I’ve been dwelling a lot lately about authorship for a while now. At first, I became interested in the context of literary theory which I by no means am really qualified to do, but it quickly expanded in scope. I guess I’m wondering what you all think? Is the author dead? Good riddance to ‘em or a sad, sad wake? Or, is the author alive and well, now more than ever, with it being the most important aspect in the literary and non-literary world? I see it going in two directions at once.

1) The author is dead. Sure, Roland Barthes (in)famously claimed this, but, in my humble, humble opinion, he had no idea what was coming (and I do realize I’m not really being fair here). A combination of Wikipedia, the likes of The Economist, informal blogs, and anonymous online comments have essentially driven hard and fast nails into the author’s coffin (not literally, of course, but that would have been a great pun).

Wikipedia is authored by no one, though some vague cabal of overlookers seems to monitor it (or at least maintain the website). I’ve been fascinated and troubled by the way The Economist has no authors for their journalism which implies a lack of subjectivity and ideology, both of which it, like all things, has in abundance.

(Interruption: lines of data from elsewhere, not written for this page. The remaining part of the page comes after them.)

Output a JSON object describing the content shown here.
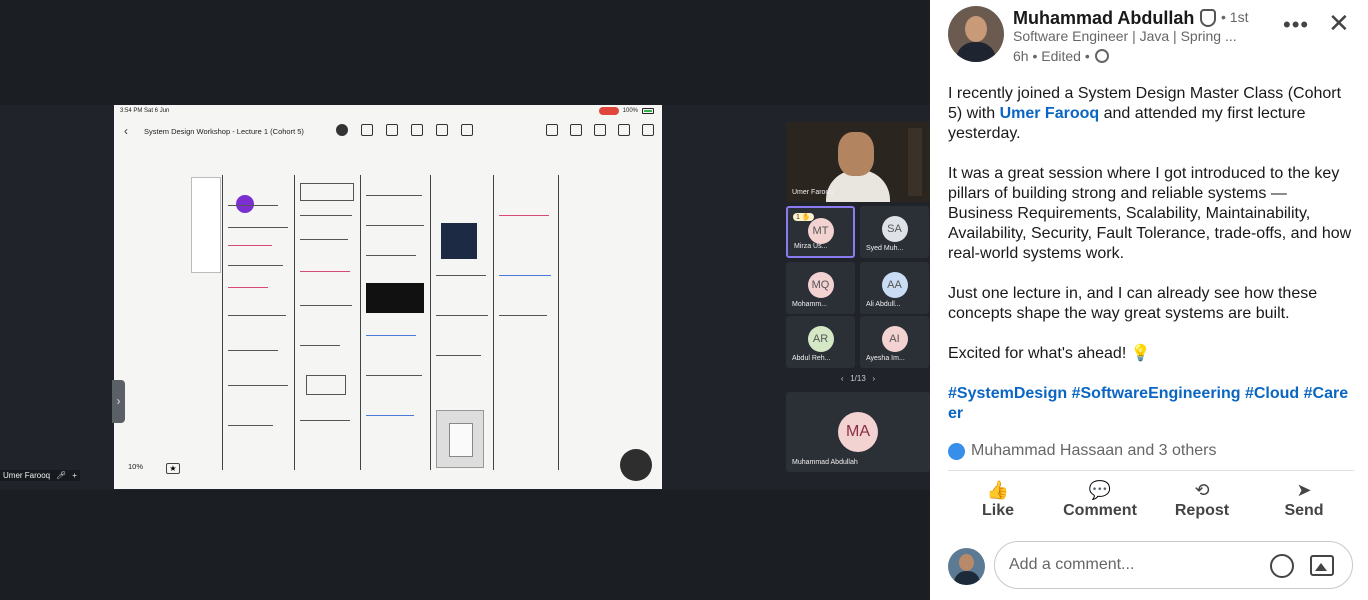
{
  "media": {
    "ipad": {
      "time": "3:54 PM  Sat 6 Jun",
      "battery": "100%",
      "title": "System Design Workshop - Lecture 1 (Cohort 5)",
      "zoom": "10%"
    },
    "self_label": "Umer Farooq",
    "presenter": {
      "name": "Umer Farooq"
    },
    "participants": [
      {
        "initials": "MT",
        "name": "Mirza Us...",
        "hand": "1 ✋"
      },
      {
        "initials": "SA",
        "name": "Syed Muh..."
      },
      {
        "initials": "MQ",
        "name": "Mohamm..."
      },
      {
        "initials": "AA",
        "name": "Ali Abdull..."
      },
      {
        "initials": "AR",
        "name": "Abdul Reh..."
      },
      {
        "initials": "AI",
        "name": "Ayesha Im..."
      }
    ],
    "pager": "1/13",
    "self_tile": {
      "initials": "MA",
      "name": "Muhammad Abdullah"
    }
  },
  "post": {
    "author": "Muhammad Abdullah",
    "degree": "• 1st",
    "headline": "Software Engineer | Java | Spring ...",
    "meta": "6h • Edited •",
    "body": {
      "p1_before": "I recently joined a System Design Master Class (Cohort 5) with ",
      "p1_mention": "Umer Farooq",
      "p1_after": " and attended my first lecture yesterday.",
      "p2": "It was a great session where I got introduced to the key pillars of building strong and reliable systems — Business Requirements, Scalability, Maintainability, Availability, Security, Fault Tolerance, trade-offs, and how real-world systems work.",
      "p3": "Just one lecture in, and I can already see how these concepts shape the way great systems are built.",
      "p4": "Excited for what's ahead! 💡",
      "hashtags": "#SystemDesign #SoftwareEngineering #Cloud #Career"
    },
    "reactions": "Muhammad Hassaan and 3 others",
    "actions": [
      {
        "label": "Like",
        "icon": "👍"
      },
      {
        "label": "Comment",
        "icon": "💬"
      },
      {
        "label": "Repost",
        "icon": "⟲"
      },
      {
        "label": "Send",
        "icon": "➤"
      }
    ],
    "comment_placeholder": "Add a comment..."
  }
}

Blogs are often written without real names or without names at all. And anonymous comments—well, comments sections of websites are often the places of the most crude discourse that humankind has ever known. Read them at your peril.

2) ꜟViva la autora! On the other hand, the author can be seen to be alive and well. I see this most pronounced in the publishing industry and its relationship to marketing. As a great example, Oprah, as we all know, wields incredible power, and it is advocacy of the likes of hers which propels the image of the author into our social realm. We know who the person is she has chosen for her (in)famous Book Club perhaps more than the work of the author itself—Jonathan Franzen is a perfect example here. Within this realm is a politics of categorization: does Barnes and Noble place a work by an African American author in the Fiction section or the African American section? What if the work is not at all about African Americans? What if an author writes about African Americans but s/he is not African American? Where does that work go? Percival Everett (one of the best authors of all time) deals smartly with these issues in his novel Erasure (one of the best novels of all time) in various ways, including by parodying the controversial novella Push by Sapphire.

It seems to me that this topic hits on many other possible avenues: liberalism, the private versus the public interest, capitalism and consumption, objectivity, personal interest (as literary theorist or author), accountability, democracy of knowledge production, epistemology, and perhaps many more.

I’m curious what you all think about this issue? What strikes you as important here?

Leave a Reply

Please log in using one of these methods to post your comment: Logo

You are commenting using your account. Log Out / Change )

Twitter picture

You are commenting using your Twitter account. Log Out / Change )

Facebook photo

You are commenting using your Facebook account. Log Out / Change )

Google+ photo

You are commenting using your Google+ account. Log Out / Change )

Connecting to %s